Handheld vs. Index Release
Going through that list, you’ll notice that there are several options for both handheld and index-style release aids. So, on top of just finding the right release for you, this poses yet another question. Should you snag a handheld release or an index-style release?
Both releases are tried and true, but they indeed each have their own pros and cons. Here is a breakdown of each to get you set on the right track.
Index-Style Release Aid
Index-style release aids are by a long shot the most popular option among bowhunters. If you’re familiar with firing a gun at all, even a toy gun, this will be a pretty seamless transition. Operating this trigger system is nearly identical to that of a trigger on a gun.
These releases attach to your wrist via a buckled or Velcro strap. A very handy feature for field use and one that will make sure your release is always at the ready. The chances of losing one of these are very slim because of this. Along with that, they are incredibly easy to use.
As I mentioned above, it’s virtually the same as the trigger on a gun. Pull the bow back, aim, and pull the trigger. That’s all she wrote. All of this makes these a fantastic option, especially for beginner bowhunters. There are also plenty of seasoned pros that prefer the simplicity of this type of release.
The biggest downside of an index-style release is that they are notorious for instilling target panic in folks. Because they are so easy to use, most don’t actually learn the proper way to use them. Why learn when it’s the same as a gun, right? It’s very similar mentally, but not the same in terms of technique.
Without direction and proper technique, bad habits can form, and boom goes the dynamite. You’ve got the panic. It’s best to try and stay on top of this before it’s an issue.
Handheld Release Aid
On the other side, we have the handheld release. As far as what they are, the name really says it all. These are going to be either thumb button, hinge, or resistance releases.
Each one of them operates a little differently, but they are all known for their incredible accuracy. Mostly prevalent in the target world, these have been growing in popularity quite a bit for bowhunting over the last few years.
One of the biggest ups I can personally give handheld releases is their ability to combat the target panic that we mentioned above. This is why I personally believe most bowhunters will naturally end up trying one out. They are a fantastic tool for reshaping the mind and battling the mental demon that is target panic.
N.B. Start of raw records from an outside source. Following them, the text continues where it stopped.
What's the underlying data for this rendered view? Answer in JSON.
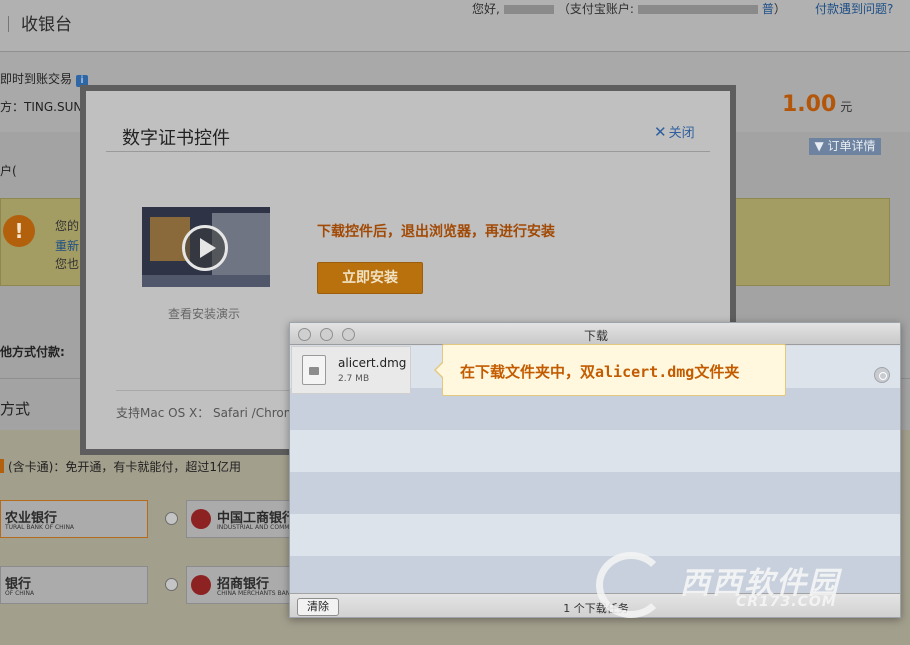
{
  "background_page": {
    "title": "收银台",
    "greeting_prefix": "您好,",
    "account_prefix": "（支付宝账户:",
    "account_suffix": "普",
    "close_paren": "）",
    "help_link": "付款遇到问题?",
    "trade_type": "即时到账交易",
    "payee": "方：TING.SUN",
    "amount": "1.00",
    "amount_unit": "元",
    "order_details": "▼ 订单详情",
    "user_account": "户(",
    "warning_line1": "您的",
    "warning_line2": "重新",
    "warning_line3": "您也",
    "other_payment": "他方式付款:",
    "payment_method_heading": "方式",
    "card_note": "(含卡通)：免开通，有卡就能付，超过1亿用",
    "banks": [
      {
        "name": "农业银行",
        "sub": "TURAL BANK OF CHINA"
      },
      {
        "name": "中国工商银行",
        "sub": "INDUSTRIAL AND COMMERCIAL BANK OF CHINA"
      },
      {
        "name": "银行",
        "sub": "OF CHINA"
      },
      {
        "name": "招商银行",
        "sub": "CHINA MERCHANTS BANK"
      }
    ]
  },
  "modal": {
    "title": "数字证书控件",
    "close_label": "关闭",
    "video_caption": "查看安装演示",
    "hint": "下载控件后，退出浏览器，再进行安装",
    "install_button": "立即安装",
    "support_text": "支持Mac OS X： Safari /Chrom"
  },
  "downloads_window": {
    "title": "下载",
    "file_name": "alicert.dmg",
    "file_size": "2.7 MB",
    "clear_button": "清除",
    "task_count": "1 个下载任务"
  },
  "callout": {
    "text": "在下载文件夹中，双alicert.dmg文件夹"
  },
  "watermark": {
    "text": "西西软件园",
    "url": "CR173.COM"
  }
}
Along with this, they each cater much more to achieving a surprise shot, which usually translates into more consistent accuracy. This is why they are favored among target archers. And with thumb button releases in particular — depending on the design — hunters can actually attach their release to their D-loop and just let it hang there at the ready. A convenient setup.
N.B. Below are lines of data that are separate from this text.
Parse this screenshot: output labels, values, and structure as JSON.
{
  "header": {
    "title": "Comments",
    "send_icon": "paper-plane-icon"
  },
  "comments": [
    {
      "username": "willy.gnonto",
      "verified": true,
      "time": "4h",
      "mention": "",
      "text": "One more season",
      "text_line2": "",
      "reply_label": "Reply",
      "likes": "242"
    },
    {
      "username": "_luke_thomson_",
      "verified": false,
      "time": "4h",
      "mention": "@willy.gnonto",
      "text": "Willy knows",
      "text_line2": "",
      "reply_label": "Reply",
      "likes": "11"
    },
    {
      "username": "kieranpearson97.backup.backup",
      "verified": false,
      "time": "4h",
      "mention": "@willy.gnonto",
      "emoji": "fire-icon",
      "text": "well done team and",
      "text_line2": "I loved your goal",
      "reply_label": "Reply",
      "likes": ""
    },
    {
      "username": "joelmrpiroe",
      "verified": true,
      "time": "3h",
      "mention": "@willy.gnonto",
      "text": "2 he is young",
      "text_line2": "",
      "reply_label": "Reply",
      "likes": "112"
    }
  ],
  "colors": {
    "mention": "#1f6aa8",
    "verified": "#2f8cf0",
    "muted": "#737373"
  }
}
Just like anything, though, handhelds have their shortcomings. Handhelds are much easier to lose, as most models are not attached to your wrist. Because of how pricey these can be, that’s a hard pill to swallow and a lucky day for anyone that finds the release you dropped.
And with them not attached to your wrist, if it’s not already attached to your D-loop, there is the possibility of fumbling around looking for your release in the heat of the moment. There’s a smidge more thinking involved with a handheld.
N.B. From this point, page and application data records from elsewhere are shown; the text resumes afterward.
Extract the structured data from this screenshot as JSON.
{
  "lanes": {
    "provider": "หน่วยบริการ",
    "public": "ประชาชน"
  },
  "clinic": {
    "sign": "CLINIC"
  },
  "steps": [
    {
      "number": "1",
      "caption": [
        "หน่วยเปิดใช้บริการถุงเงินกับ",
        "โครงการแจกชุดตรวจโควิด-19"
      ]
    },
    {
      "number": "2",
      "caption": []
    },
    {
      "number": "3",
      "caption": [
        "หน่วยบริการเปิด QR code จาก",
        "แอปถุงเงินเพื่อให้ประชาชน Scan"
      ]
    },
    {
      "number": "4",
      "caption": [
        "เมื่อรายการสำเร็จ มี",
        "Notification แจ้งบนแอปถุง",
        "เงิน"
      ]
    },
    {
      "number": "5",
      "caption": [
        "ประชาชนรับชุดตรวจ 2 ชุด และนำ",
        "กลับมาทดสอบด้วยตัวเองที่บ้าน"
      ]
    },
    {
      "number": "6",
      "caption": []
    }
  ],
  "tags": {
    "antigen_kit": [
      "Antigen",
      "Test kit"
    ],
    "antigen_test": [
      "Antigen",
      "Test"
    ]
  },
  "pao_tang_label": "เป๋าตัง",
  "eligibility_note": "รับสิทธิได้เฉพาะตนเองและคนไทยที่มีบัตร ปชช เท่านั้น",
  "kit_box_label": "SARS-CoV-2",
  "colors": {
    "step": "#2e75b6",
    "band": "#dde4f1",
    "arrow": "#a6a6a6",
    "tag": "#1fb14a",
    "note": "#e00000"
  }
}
So, Which One Is Better?
As far as which one is better, that really is going to depend on you, your style of hunting, and your goals. Treestand hunters might prefer those thumb button handhelds more because they can attach the release and let it hang until ready to shoot.
Spot and stalk hunters might prefer an index style, so they don’t have to worry about where their release is as they crawl through the sagebrush toward that bedded buck. The answer rests in the beholder.
My best advice here is to go try them all out and go with the option that feels the best for you. Most bow shops have various archery releases that you can try onsite, so it never hurts to ask.
We’re all different, and we need to remember that. Sure, there is give and take on each end, but you are the one who decides what you want to give and take. Form your own opinions and hunt the way you want to hunt.